*App and web page records*.
########

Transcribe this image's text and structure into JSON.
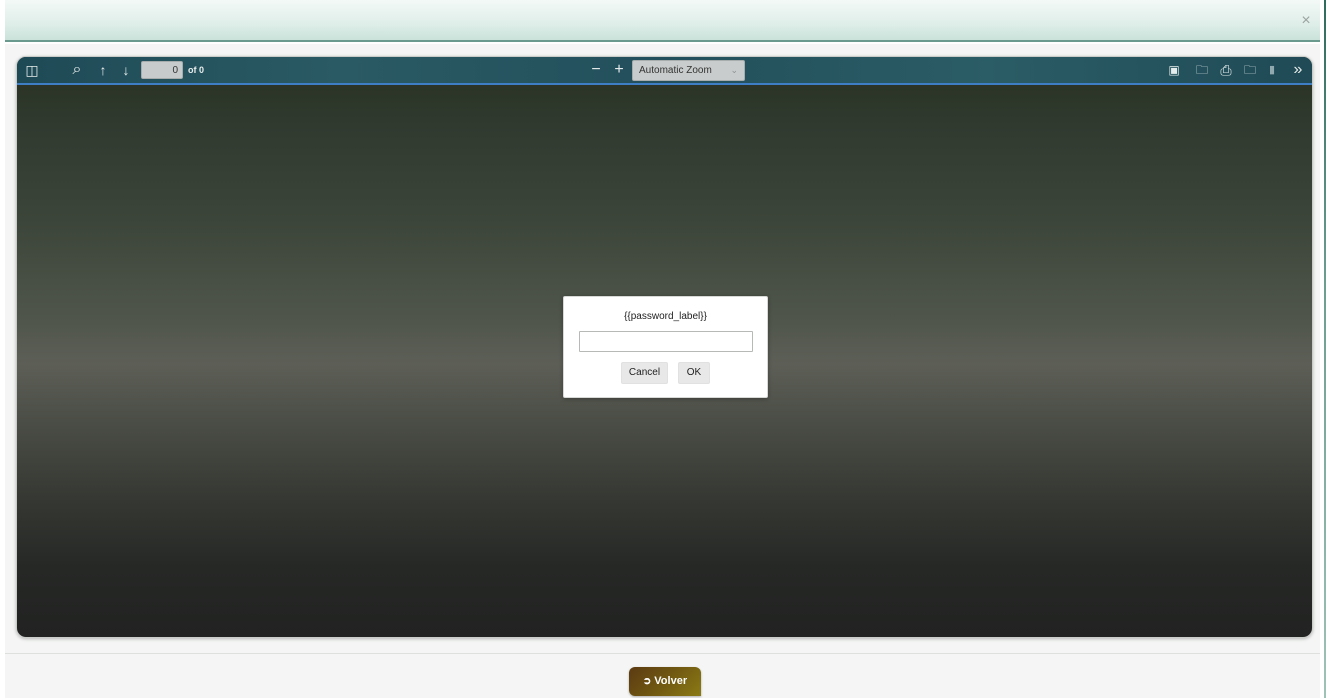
{
  "modal": {
    "close_icon": "×"
  },
  "toolbar": {
    "sidebar_icon": "◫",
    "search_icon": "⌕",
    "prev_icon": "↑",
    "next_icon": "↓",
    "page_number": "0",
    "page_count": "of 0",
    "zoom_out_icon": "−",
    "zoom_in_icon": "+",
    "zoom_value": "Automatic Zoom",
    "zoom_caret": "⌄",
    "presentation_icon": "▣",
    "open_icon": "🗀",
    "print_icon": "⎙",
    "download_icon": "🗀",
    "bookmark_icon": "▮",
    "tools_icon": "»"
  },
  "dialog": {
    "label": "{{password_label}}",
    "password_value": "",
    "cancel_label": "Cancel",
    "ok_label": "OK"
  },
  "footer": {
    "volver_icon": "➲",
    "volver_label": "Volver"
  },
  "colors": {
    "toolbar_accent": "#3d7ec4",
    "volver_button": "#6e5512"
  }
}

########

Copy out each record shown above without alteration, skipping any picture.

*Answer section*.
Transcribe this image's text and structure into JSON.
{
  "modal": {
    "close_icon": "×"
  },
  "toolbar": {
    "sidebar_icon": "◫",
    "search_icon": "⌕",
    "prev_icon": "↑",
    "next_icon": "↓",
    "page_number": "0",
    "page_count": "of 0",
    "zoom_out_icon": "−",
    "zoom_in_icon": "+",
    "zoom_value": "Automatic Zoom",
    "zoom_caret": "⌄",
    "presentation_icon": "▣",
    "open_icon": "🗀",
    "print_icon": "⎙",
    "download_icon": "🗀",
    "bookmark_icon": "▮",
    "tools_icon": "»"
  },
  "dialog": {
    "label": "{{password_label}}",
    "password_value": "",
    "cancel_label": "Cancel",
    "ok_label": "OK"
  },
  "footer": {
    "volver_icon": "➲",
    "volver_label": "Volver"
  },
  "colors": {
    "toolbar_accent": "#3d7ec4",
    "volver_button": "#6e5512"
  }
}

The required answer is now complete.